▶ _Records contained in a dataset_

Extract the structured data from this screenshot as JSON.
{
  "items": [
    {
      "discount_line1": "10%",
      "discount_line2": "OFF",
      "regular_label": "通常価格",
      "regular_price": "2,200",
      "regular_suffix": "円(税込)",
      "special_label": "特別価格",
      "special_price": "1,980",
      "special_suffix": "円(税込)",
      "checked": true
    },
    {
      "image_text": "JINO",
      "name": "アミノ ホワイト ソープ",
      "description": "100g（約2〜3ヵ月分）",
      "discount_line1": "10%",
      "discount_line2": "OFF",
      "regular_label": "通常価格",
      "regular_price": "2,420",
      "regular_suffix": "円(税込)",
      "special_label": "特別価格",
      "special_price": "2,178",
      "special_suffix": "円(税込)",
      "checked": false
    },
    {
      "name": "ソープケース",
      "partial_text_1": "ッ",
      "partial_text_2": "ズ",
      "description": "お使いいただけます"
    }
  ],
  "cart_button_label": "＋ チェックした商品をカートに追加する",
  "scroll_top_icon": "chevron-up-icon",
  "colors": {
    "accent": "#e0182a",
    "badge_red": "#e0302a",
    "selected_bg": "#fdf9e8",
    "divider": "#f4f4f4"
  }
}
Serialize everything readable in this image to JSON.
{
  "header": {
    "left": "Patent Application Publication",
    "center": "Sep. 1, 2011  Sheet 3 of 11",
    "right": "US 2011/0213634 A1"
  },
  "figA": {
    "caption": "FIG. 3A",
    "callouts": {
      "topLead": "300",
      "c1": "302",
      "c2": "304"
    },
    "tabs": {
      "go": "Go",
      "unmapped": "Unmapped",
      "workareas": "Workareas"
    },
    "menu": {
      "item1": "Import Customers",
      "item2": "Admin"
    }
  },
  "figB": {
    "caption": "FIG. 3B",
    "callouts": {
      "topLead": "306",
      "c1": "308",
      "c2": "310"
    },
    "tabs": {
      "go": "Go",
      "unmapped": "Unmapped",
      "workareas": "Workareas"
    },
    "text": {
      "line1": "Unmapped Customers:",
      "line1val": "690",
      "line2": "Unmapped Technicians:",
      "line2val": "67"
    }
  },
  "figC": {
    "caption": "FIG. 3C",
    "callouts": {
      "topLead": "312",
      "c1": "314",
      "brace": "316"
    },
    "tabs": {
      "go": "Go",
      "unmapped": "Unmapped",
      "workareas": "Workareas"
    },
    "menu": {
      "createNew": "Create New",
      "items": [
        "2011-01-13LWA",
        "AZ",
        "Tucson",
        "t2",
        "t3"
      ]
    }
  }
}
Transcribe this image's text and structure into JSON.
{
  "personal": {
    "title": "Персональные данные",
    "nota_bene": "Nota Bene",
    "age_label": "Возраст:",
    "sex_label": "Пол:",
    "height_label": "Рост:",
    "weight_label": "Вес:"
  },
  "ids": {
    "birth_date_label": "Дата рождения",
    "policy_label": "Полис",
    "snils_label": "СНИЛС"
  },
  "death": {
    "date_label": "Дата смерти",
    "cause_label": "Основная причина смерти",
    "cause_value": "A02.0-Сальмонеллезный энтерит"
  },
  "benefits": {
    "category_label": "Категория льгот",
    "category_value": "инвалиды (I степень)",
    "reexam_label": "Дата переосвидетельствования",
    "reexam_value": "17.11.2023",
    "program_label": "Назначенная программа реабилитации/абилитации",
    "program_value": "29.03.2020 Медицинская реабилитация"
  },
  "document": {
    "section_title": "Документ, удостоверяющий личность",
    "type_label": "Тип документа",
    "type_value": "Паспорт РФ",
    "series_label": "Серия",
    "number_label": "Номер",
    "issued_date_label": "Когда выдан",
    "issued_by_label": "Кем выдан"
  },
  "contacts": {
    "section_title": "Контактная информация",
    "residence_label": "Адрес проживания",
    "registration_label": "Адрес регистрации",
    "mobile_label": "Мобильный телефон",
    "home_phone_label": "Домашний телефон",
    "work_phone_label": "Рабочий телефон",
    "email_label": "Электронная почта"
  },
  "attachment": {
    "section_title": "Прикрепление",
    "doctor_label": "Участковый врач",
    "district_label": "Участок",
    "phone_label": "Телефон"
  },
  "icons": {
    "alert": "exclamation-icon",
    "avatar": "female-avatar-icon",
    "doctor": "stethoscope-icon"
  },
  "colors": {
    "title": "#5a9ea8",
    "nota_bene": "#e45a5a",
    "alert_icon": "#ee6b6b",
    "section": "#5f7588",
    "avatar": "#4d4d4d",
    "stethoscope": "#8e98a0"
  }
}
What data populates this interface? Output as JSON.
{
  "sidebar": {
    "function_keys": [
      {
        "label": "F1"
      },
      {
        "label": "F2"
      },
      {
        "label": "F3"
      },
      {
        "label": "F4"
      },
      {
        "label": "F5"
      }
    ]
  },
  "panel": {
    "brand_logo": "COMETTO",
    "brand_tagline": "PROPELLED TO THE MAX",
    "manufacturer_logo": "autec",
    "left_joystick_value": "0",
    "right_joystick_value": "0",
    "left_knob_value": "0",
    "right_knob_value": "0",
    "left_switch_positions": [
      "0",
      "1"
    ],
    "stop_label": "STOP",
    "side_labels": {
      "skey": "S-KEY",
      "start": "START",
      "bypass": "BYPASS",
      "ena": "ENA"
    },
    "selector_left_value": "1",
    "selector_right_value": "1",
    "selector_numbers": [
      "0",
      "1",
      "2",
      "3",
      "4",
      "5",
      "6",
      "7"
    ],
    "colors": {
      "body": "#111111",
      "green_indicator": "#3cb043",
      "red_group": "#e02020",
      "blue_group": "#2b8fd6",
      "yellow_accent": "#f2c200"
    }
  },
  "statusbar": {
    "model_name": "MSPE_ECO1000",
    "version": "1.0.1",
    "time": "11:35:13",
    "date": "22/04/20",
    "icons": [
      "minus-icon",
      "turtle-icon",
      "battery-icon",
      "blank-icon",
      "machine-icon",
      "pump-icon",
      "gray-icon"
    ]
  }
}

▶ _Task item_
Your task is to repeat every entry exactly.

▶ _Output of the task_
Extract the structured data from this screenshot as JSON.
{
  "items": [
    {
      "discount_line1": "10%",
      "discount_line2": "OFF",
      "regular_label": "通常価格",
      "regular_price": "2,200",
      "regular_suffix": "円(税込)",
      "special_label": "特別価格",
      "special_price": "1,980",
      "special_suffix": "円(税込)",
      "checked": true
    },
    {
      "image_text": "JINO",
      "name": "アミノ ホワイト ソープ",
      "description": "100g（約2〜3ヵ月分）",
      "discount_line1": "10%",
      "discount_line2": "OFF",
      "regular_label": "通常価格",
      "regular_price": "2,420",
      "regular_suffix": "円(税込)",
      "special_label": "特別価格",
      "special_price": "2,178",
      "special_suffix": "円(税込)",
      "checked": false
    },
    {
      "name": "ソープケース",
      "partial_text_1": "ッ",
      "partial_text_2": "ズ",
      "description": "お使いいただけます"
    }
  ],
  "cart_button_label": "＋ チェックした商品をカートに追加する",
  "scroll_top_icon": "chevron-up-icon",
  "colors": {
    "accent": "#e0182a",
    "badge_red": "#e0302a",
    "selected_bg": "#fdf9e8",
    "divider": "#f4f4f4"
  }
}
Serialize everything readable in this image to JSON.
{
  "header": {
    "left": "Patent Application Publication",
    "center": "Sep. 1, 2011  Sheet 3 of 11",
    "right": "US 2011/0213634 A1"
  },
  "figA": {
    "caption": "FIG. 3A",
    "callouts": {
      "topLead": "300",
      "c1": "302",
      "c2": "304"
    },
    "tabs": {
      "go": "Go",
      "unmapped": "Unmapped",
      "workareas": "Workareas"
    },
    "menu": {
      "item1": "Import Customers",
      "item2": "Admin"
    }
  },
  "figB": {
    "caption": "FIG. 3B",
    "callouts": {
      "topLead": "306",
      "c1": "308",
      "c2": "310"
    },
    "tabs": {
      "go": "Go",
      "unmapped": "Unmapped",
      "workareas": "Workareas"
    },
    "text": {
      "line1": "Unmapped Customers:",
      "line1val": "690",
      "line2": "Unmapped Technicians:",
      "line2val": "67"
    }
  },
  "figC": {
    "caption": "FIG. 3C",
    "callouts": {
      "topLead": "312",
      "c1": "314",
      "brace": "316"
    },
    "tabs": {
      "go": "Go",
      "unmapped": "Unmapped",
      "workareas": "Workareas"
    },
    "menu": {
      "createNew": "Create New",
      "items": [
        "2011-01-13LWA",
        "AZ",
        "Tucson",
        "t2",
        "t3"
      ]
    }
  }
}
Transcribe this image's text and structure into JSON.
{
  "personal": {
    "title": "Персональные данные",
    "nota_bene": "Nota Bene",
    "age_label": "Возраст:",
    "sex_label": "Пол:",
    "height_label": "Рост:",
    "weight_label": "Вес:"
  },
  "ids": {
    "birth_date_label": "Дата рождения",
    "policy_label": "Полис",
    "snils_label": "СНИЛС"
  },
  "death": {
    "date_label": "Дата смерти",
    "cause_label": "Основная причина смерти",
    "cause_value": "A02.0-Сальмонеллезный энтерит"
  },
  "benefits": {
    "category_label": "Категория льгот",
    "category_value": "инвалиды (I степень)",
    "reexam_label": "Дата переосвидетельствования",
    "reexam_value": "17.11.2023",
    "program_label": "Назначенная программа реабилитации/абилитации",
    "program_value": "29.03.2020 Медицинская реабилитация"
  },
  "document": {
    "section_title": "Документ, удостоверяющий личность",
    "type_label": "Тип документа",
    "type_value": "Паспорт РФ",
    "series_label": "Серия",
    "number_label": "Номер",
    "issued_date_label": "Когда выдан",
    "issued_by_label": "Кем выдан"
  },
  "contacts": {
    "section_title": "Контактная информация",
    "residence_label": "Адрес проживания",
    "registration_label": "Адрес регистрации",
    "mobile_label": "Мобильный телефон",
    "home_phone_label": "Домашний телефон",
    "work_phone_label": "Рабочий телефон",
    "email_label": "Электронная почта"
  },
  "attachment": {
    "section_title": "Прикрепление",
    "doctor_label": "Участковый врач",
    "district_label": "Участок",
    "phone_label": "Телефон"
  },
  "icons": {
    "alert": "exclamation-icon",
    "avatar": "female-avatar-icon",
    "doctor": "stethoscope-icon"
  },
  "colors": {
    "title": "#5a9ea8",
    "nota_bene": "#e45a5a",
    "alert_icon": "#ee6b6b",
    "section": "#5f7588",
    "avatar": "#4d4d4d",
    "stethoscope": "#8e98a0"
  }
}
What data populates this interface? Output as JSON.
{
  "sidebar": {
    "function_keys": [
      {
        "label": "F1"
      },
      {
        "label": "F2"
      },
      {
        "label": "F3"
      },
      {
        "label": "F4"
      },
      {
        "label": "F5"
      }
    ]
  },
  "panel": {
    "brand_logo": "COMETTO",
    "brand_tagline": "PROPELLED TO THE MAX",
    "manufacturer_logo": "autec",
    "left_joystick_value": "0",
    "right_joystick_value": "0",
    "left_knob_value": "0",
    "right_knob_value": "0",
    "left_switch_positions": [
      "0",
      "1"
    ],
    "stop_label": "STOP",
    "side_labels": {
      "skey": "S-KEY",
      "start": "START",
      "bypass": "BYPASS",
      "ena": "ENA"
    },
    "selector_left_value": "1",
    "selector_right_value": "1",
    "selector_numbers": [
      "0",
      "1",
      "2",
      "3",
      "4",
      "5",
      "6",
      "7"
    ],
    "colors": {
      "body": "#111111",
      "green_indicator": "#3cb043",
      "red_group": "#e02020",
      "blue_group": "#2b8fd6",
      "yellow_accent": "#f2c200"
    }
  },
  "statusbar": {
    "model_name": "MSPE_ECO1000",
    "version": "1.0.1",
    "time": "11:35:13",
    "date": "22/04/20",
    "icons": [
      "minus-icon",
      "turtle-icon",
      "battery-icon",
      "blank-icon",
      "machine-icon",
      "pump-icon",
      "gray-icon"
    ]
  }
}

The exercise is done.